  • More likely to refer people they were concerned may be sexually abusing a child to the Stop It Now! Helpline (4.5% vs. 0.7%) or other help lines (7.0% vs. 1.6%); and
  • Less likely to say they “don’t know” the warning signs of an adult who has sexually abused a child (24.8% vs. 44.9%).

Additional evaluation results

Media Coverage

Lessons Learned

Don’t underestimate the power and importance of healthy communication and collaboration. Minnesota had a history of collaboration between sex offender treatment providers and providers working with victims of sexual assault. Stop It Now! Minnesota built on that by recruiting and maintaining an active Advisory Committee where each member was encouraged to participate and to share their point of view. This resulted in many challenging conversations including decisions to sometimes agree to disagree but it also lead to strong, widespread public support of Stop It Now! Minnesota and its agenda. 
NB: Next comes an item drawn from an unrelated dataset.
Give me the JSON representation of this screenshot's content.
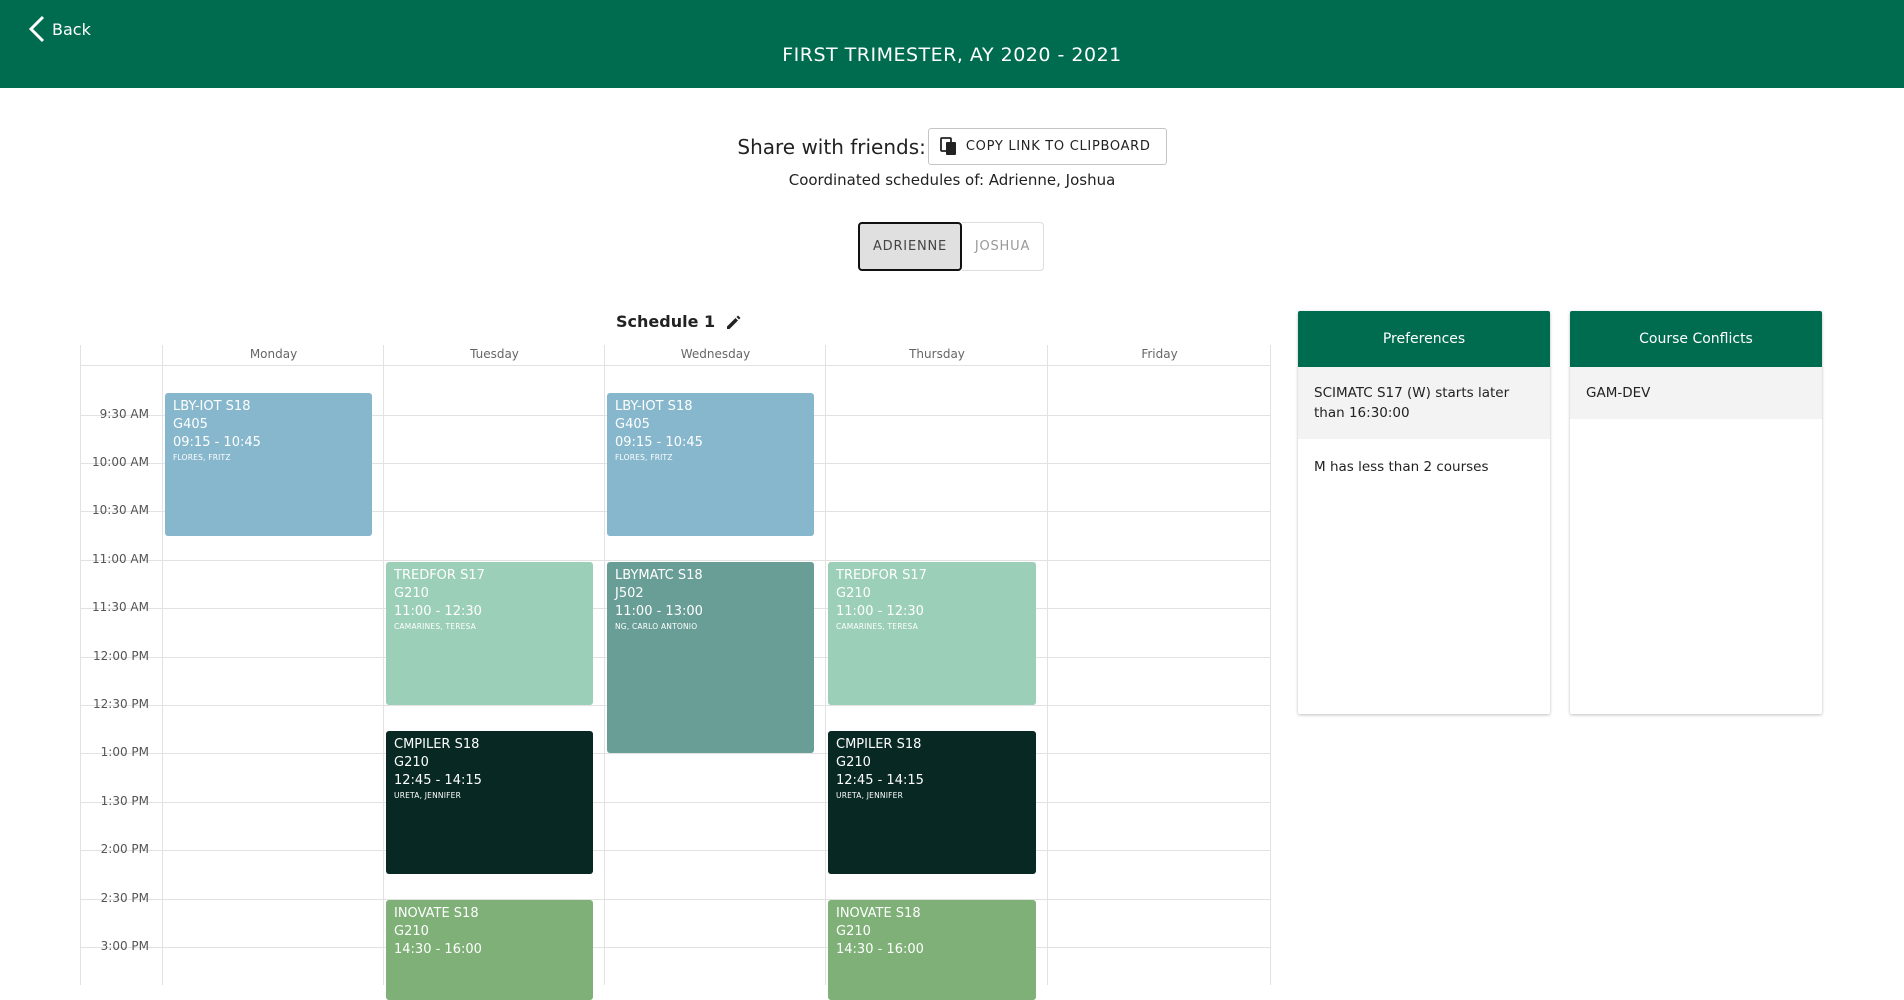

Be prepared for potential negative press coverage of social marketing campaigns. Before launching the ad campaign targeting adults concerned about their own behavior, staff spent considerable time with the Advisory Committee and visiting partner organizations to be certain that there was support for the campaign and to prepare for potential backlash to the campaign. It was also very helpful to work with a media consultant to prepare background materials for the press.

Plan for sustainability from the very beginning of your project. Project Pathfinder, Inc. operated primarily as a fee for service mental health provider. They did not have an infrastructure or experience with seeking grants. This resulted in a delay in seeking new funding and resulted in a dramatic decrease in funding once the CDC funding period ended. By 2009, they had no funds for Stop It Now! program staff.